[[ Task input open ]]
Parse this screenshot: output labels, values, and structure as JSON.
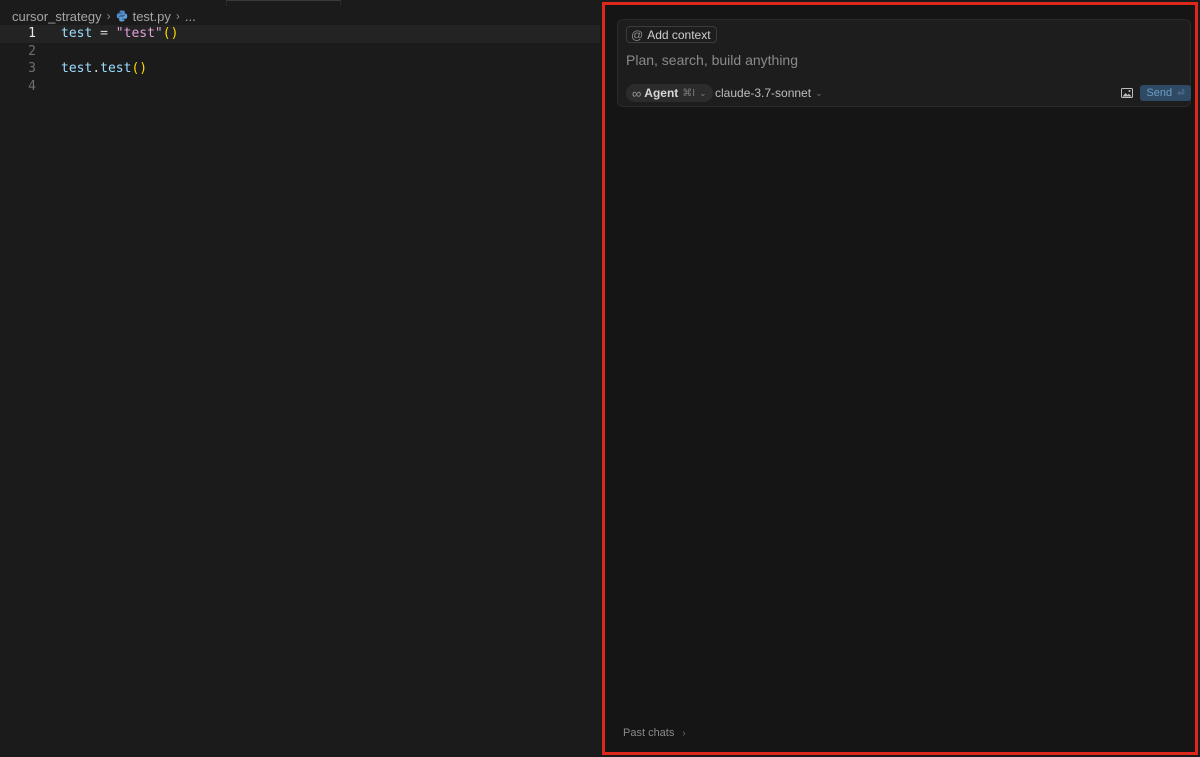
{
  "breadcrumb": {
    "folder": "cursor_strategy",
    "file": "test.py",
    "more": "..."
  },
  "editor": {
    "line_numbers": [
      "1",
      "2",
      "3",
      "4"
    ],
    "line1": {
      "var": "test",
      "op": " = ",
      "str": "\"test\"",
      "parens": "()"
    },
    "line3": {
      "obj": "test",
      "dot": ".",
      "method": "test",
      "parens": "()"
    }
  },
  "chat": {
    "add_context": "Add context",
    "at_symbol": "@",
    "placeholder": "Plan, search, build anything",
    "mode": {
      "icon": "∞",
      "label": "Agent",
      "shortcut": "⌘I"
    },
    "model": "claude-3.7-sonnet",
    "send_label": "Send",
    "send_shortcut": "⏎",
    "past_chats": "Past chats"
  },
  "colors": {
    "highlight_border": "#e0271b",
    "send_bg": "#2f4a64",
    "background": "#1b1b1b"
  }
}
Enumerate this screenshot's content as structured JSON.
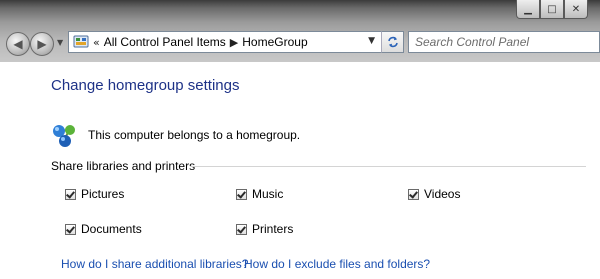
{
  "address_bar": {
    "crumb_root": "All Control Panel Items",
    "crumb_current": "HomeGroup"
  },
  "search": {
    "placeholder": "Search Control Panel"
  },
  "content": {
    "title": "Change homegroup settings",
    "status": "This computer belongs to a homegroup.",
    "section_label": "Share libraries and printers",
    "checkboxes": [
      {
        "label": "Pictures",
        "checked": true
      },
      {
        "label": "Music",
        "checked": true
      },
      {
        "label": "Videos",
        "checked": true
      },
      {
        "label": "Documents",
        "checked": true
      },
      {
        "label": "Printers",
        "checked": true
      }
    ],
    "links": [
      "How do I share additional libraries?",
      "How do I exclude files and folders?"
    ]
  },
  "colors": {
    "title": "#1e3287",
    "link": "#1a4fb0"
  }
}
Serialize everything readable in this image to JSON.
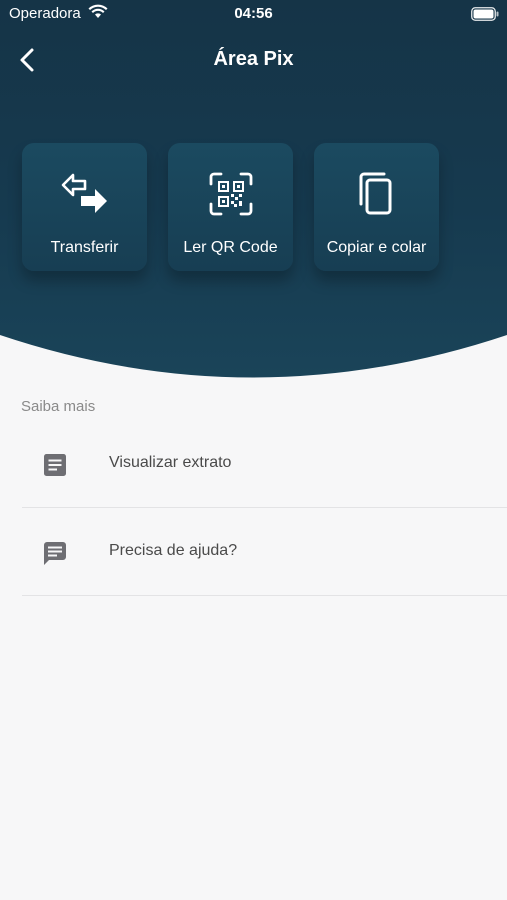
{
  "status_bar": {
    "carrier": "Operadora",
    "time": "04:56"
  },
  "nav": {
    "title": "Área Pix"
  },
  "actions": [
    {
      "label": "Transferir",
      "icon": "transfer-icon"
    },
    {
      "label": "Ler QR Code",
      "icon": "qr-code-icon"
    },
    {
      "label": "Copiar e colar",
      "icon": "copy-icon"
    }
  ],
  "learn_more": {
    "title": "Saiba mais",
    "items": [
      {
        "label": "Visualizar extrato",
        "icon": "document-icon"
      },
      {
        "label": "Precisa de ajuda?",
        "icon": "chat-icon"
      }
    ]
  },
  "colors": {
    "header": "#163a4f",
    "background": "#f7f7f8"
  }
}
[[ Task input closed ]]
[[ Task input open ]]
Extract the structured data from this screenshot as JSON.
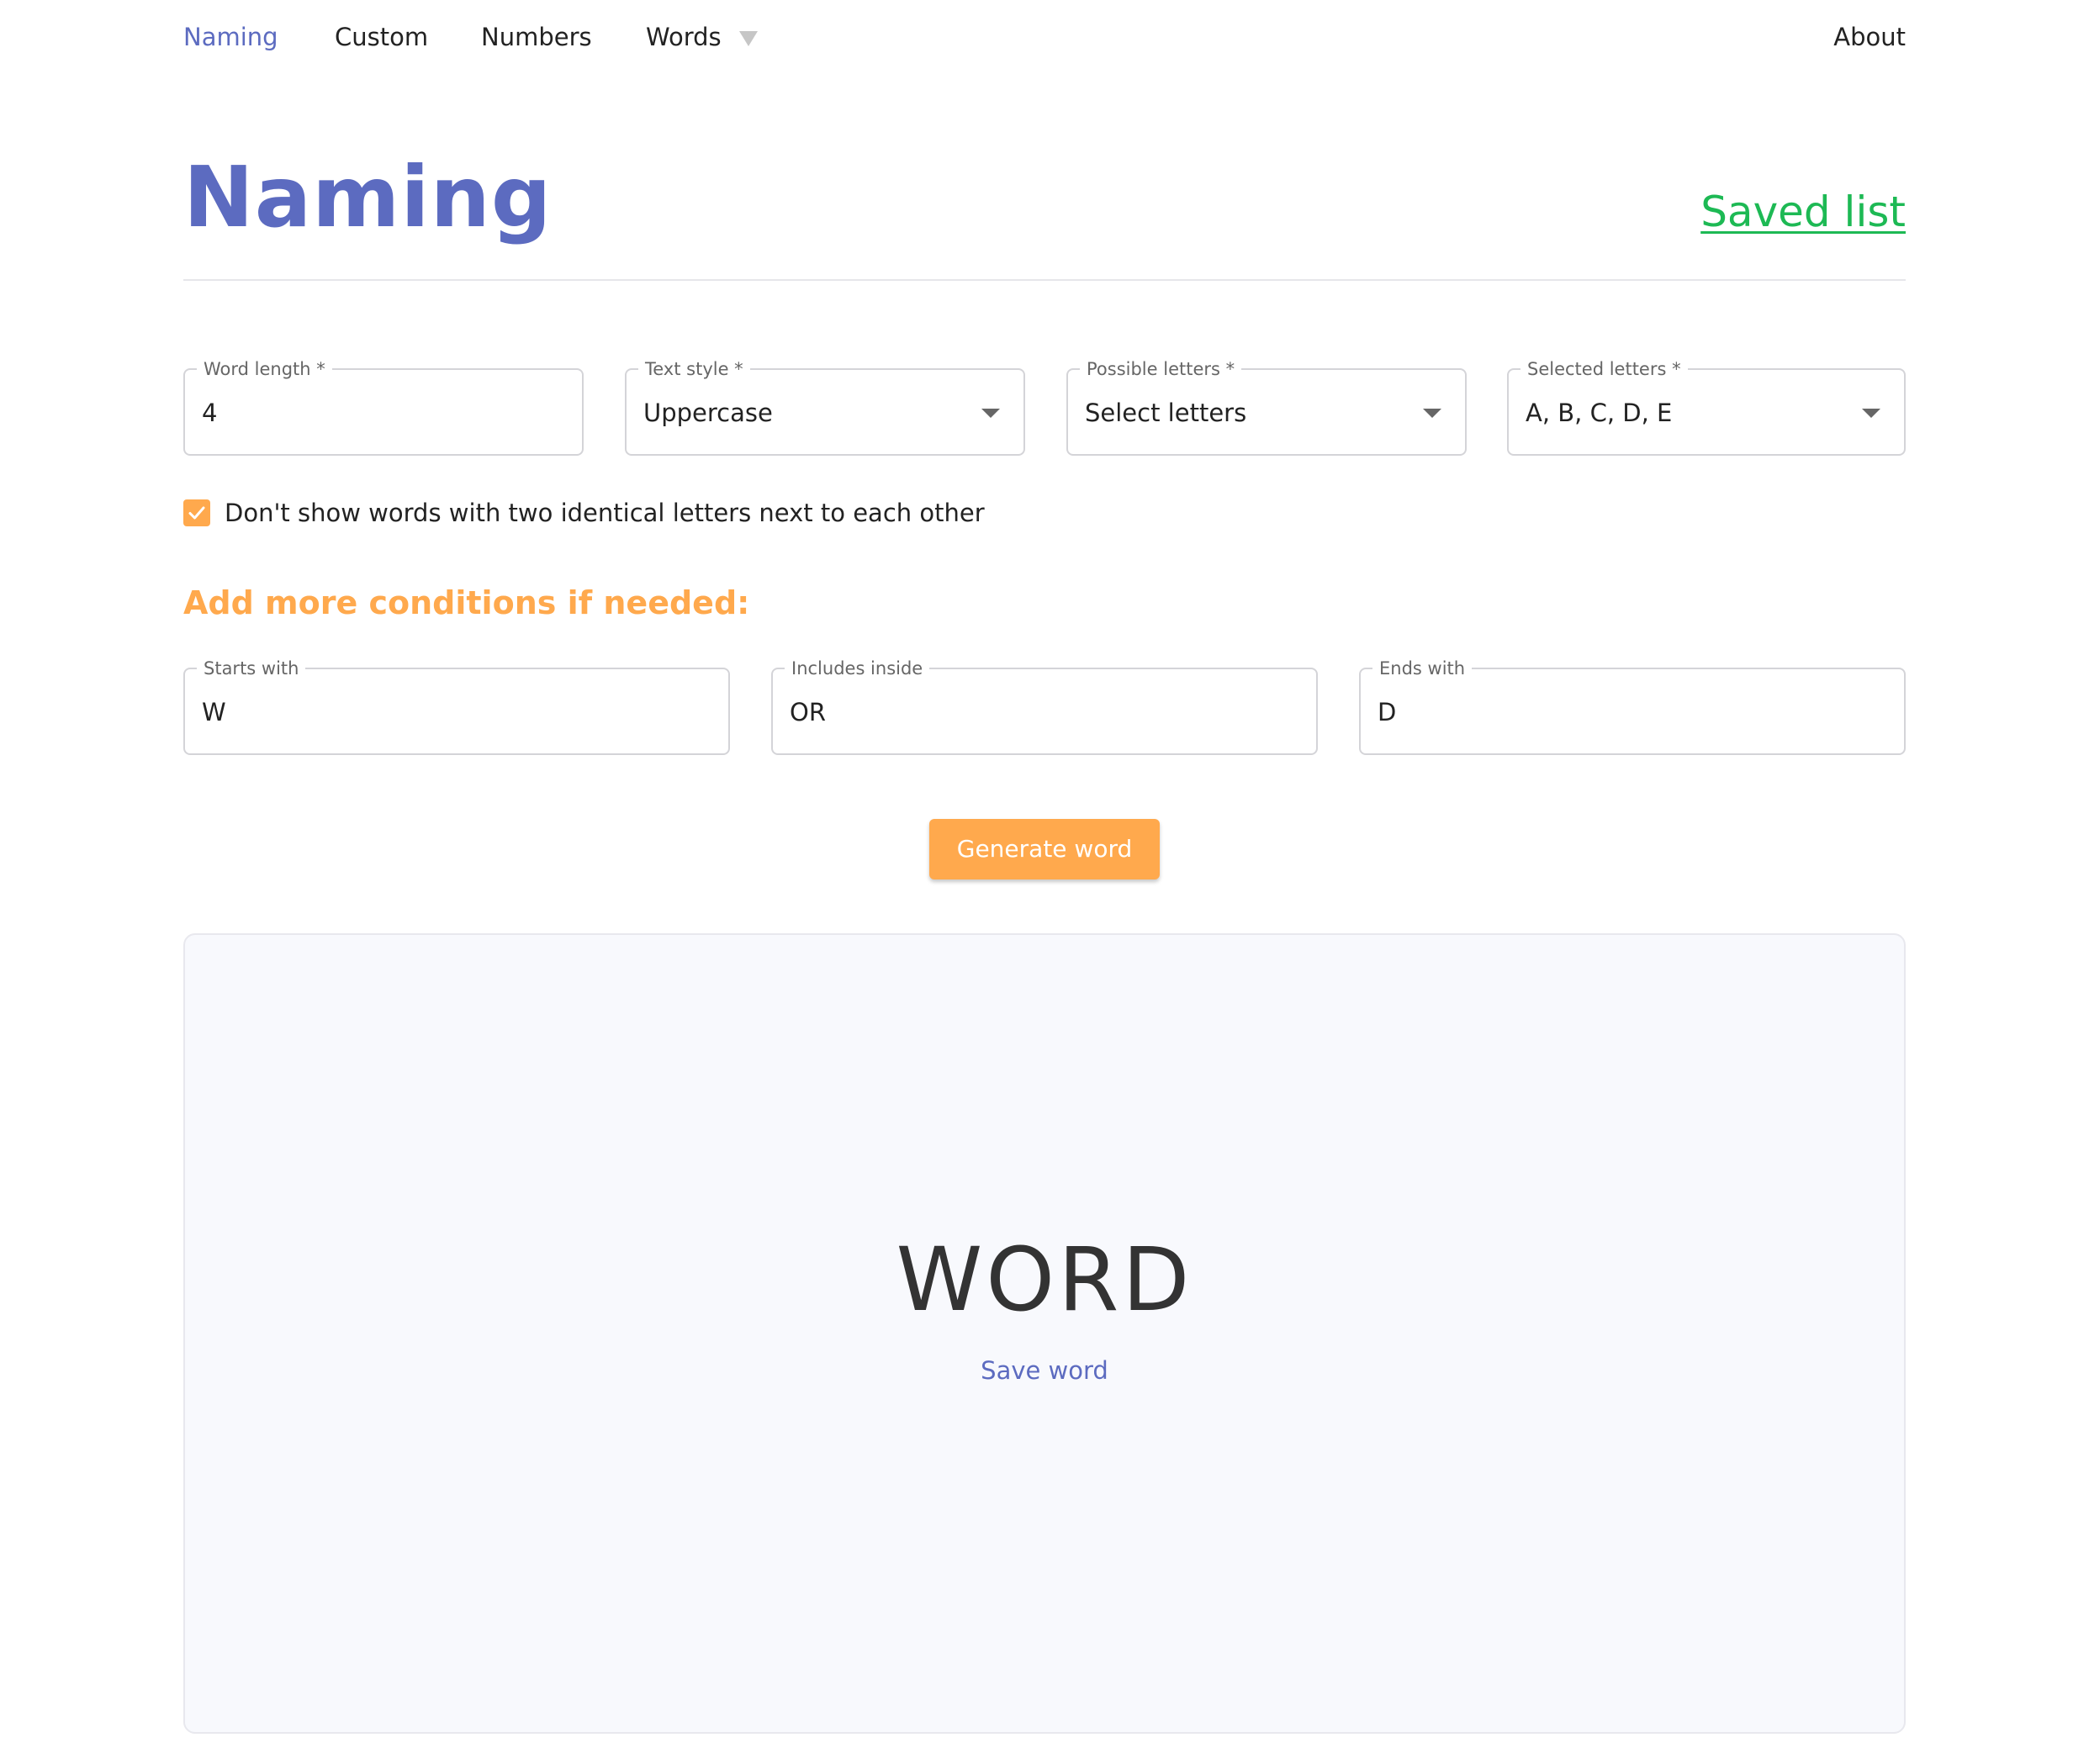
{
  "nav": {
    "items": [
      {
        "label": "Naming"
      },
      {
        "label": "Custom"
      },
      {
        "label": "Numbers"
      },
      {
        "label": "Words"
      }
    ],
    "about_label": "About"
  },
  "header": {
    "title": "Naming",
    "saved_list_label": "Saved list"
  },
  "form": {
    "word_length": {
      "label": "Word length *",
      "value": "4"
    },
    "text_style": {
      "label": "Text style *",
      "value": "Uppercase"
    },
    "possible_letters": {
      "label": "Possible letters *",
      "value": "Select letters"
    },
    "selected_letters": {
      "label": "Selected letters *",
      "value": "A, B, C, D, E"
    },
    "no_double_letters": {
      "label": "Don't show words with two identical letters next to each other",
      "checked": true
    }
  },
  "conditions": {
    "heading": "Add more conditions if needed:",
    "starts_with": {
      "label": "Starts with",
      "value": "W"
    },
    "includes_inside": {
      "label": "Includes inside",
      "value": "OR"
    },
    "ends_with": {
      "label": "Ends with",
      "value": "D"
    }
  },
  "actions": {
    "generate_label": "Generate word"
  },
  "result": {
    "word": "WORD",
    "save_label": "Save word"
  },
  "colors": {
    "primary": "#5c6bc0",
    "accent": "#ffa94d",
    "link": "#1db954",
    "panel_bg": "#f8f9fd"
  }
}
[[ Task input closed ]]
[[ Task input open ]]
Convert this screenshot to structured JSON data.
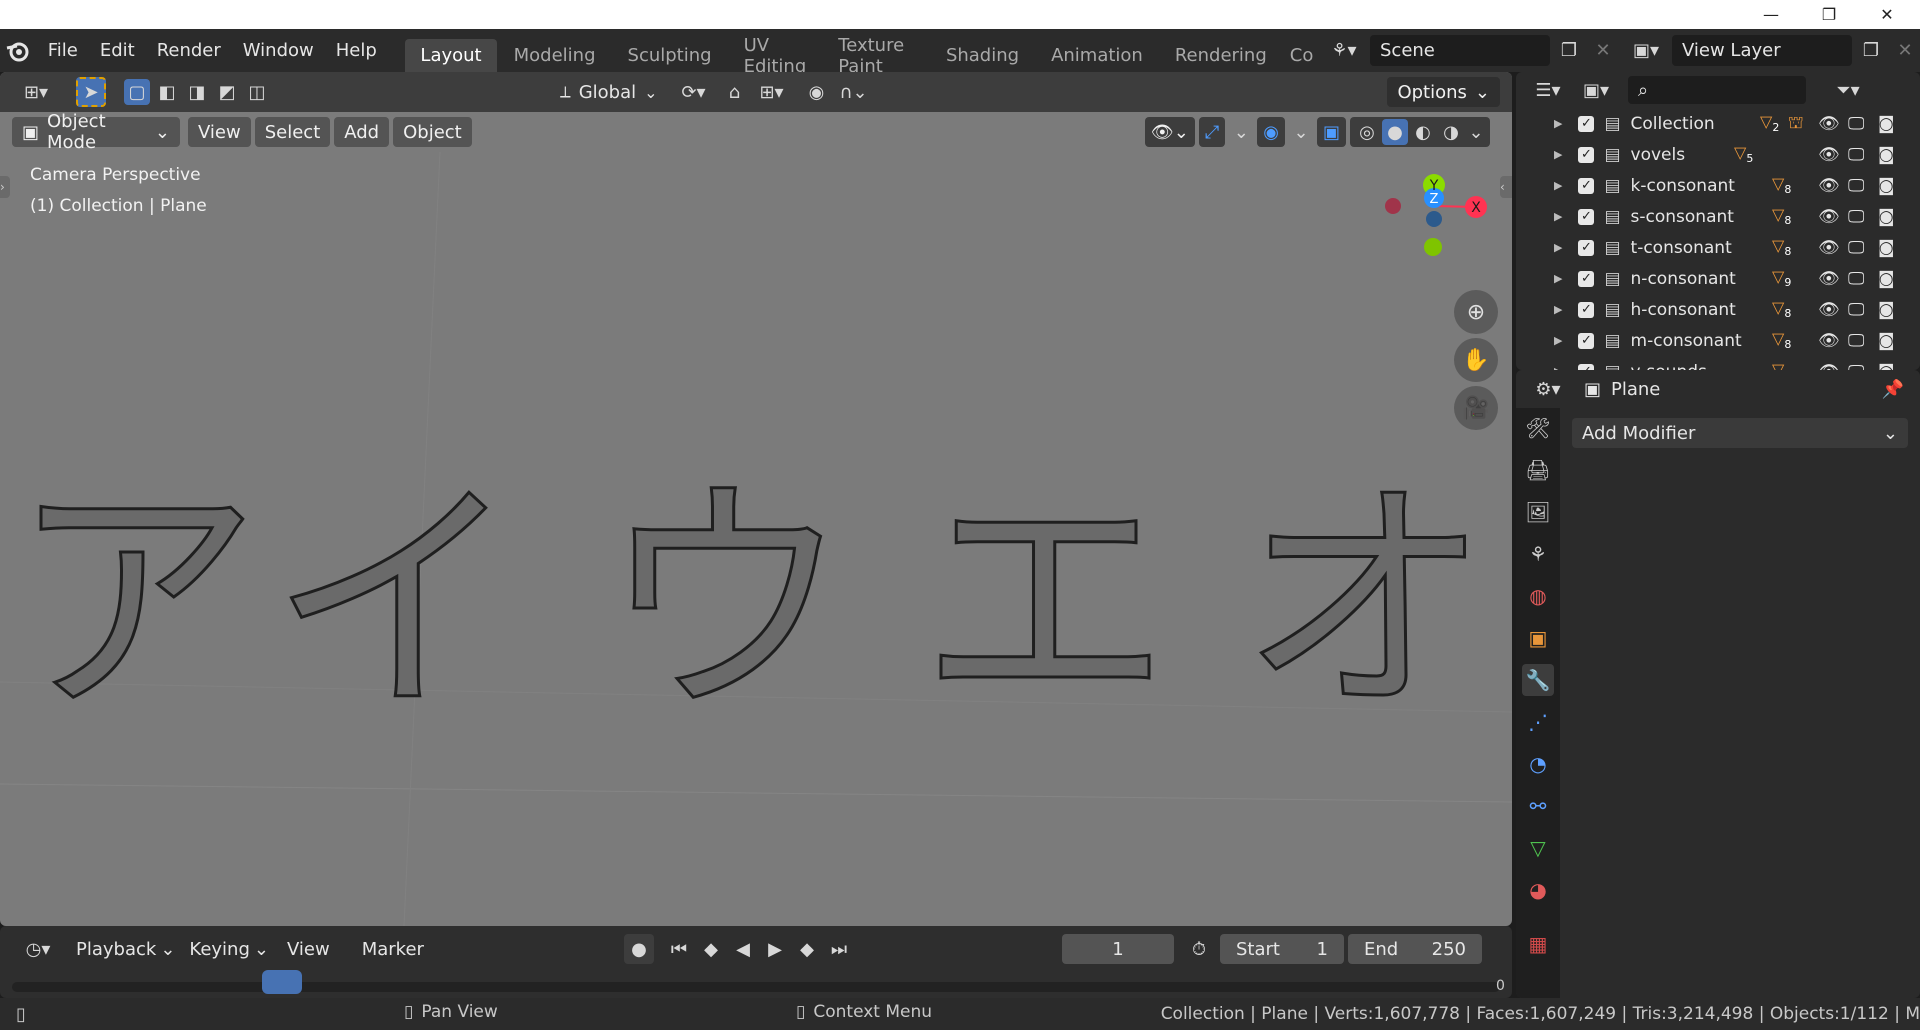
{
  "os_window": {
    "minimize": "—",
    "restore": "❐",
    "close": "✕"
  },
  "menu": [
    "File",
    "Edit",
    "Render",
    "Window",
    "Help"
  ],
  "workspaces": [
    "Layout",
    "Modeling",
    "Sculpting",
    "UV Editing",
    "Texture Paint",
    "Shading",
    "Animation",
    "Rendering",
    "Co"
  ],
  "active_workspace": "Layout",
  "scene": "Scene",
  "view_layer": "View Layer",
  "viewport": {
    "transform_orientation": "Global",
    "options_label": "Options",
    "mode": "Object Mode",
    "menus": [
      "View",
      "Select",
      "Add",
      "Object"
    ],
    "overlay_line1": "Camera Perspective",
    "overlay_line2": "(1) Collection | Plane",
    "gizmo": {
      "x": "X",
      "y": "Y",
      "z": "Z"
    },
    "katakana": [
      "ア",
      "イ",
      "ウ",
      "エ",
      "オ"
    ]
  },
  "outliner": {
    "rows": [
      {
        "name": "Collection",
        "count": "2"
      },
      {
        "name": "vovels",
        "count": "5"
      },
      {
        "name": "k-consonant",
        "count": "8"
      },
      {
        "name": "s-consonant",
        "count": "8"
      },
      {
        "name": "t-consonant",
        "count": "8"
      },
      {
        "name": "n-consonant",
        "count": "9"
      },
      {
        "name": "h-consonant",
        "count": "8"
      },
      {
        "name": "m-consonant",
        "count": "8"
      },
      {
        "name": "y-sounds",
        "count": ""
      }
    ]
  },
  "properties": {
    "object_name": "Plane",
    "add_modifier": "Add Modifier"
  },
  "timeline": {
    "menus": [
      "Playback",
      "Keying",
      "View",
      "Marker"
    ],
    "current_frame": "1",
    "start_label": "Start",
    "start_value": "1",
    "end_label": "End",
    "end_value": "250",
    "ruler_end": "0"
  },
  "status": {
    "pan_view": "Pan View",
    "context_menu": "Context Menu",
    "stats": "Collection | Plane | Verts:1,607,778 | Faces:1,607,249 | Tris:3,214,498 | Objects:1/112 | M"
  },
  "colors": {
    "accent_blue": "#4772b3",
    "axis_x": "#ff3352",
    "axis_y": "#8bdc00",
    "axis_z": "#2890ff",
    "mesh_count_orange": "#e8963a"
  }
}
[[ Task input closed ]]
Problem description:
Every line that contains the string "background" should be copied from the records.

Problem solution:
    "background": "#1b1b1b"
    "background": "#f7f7f8"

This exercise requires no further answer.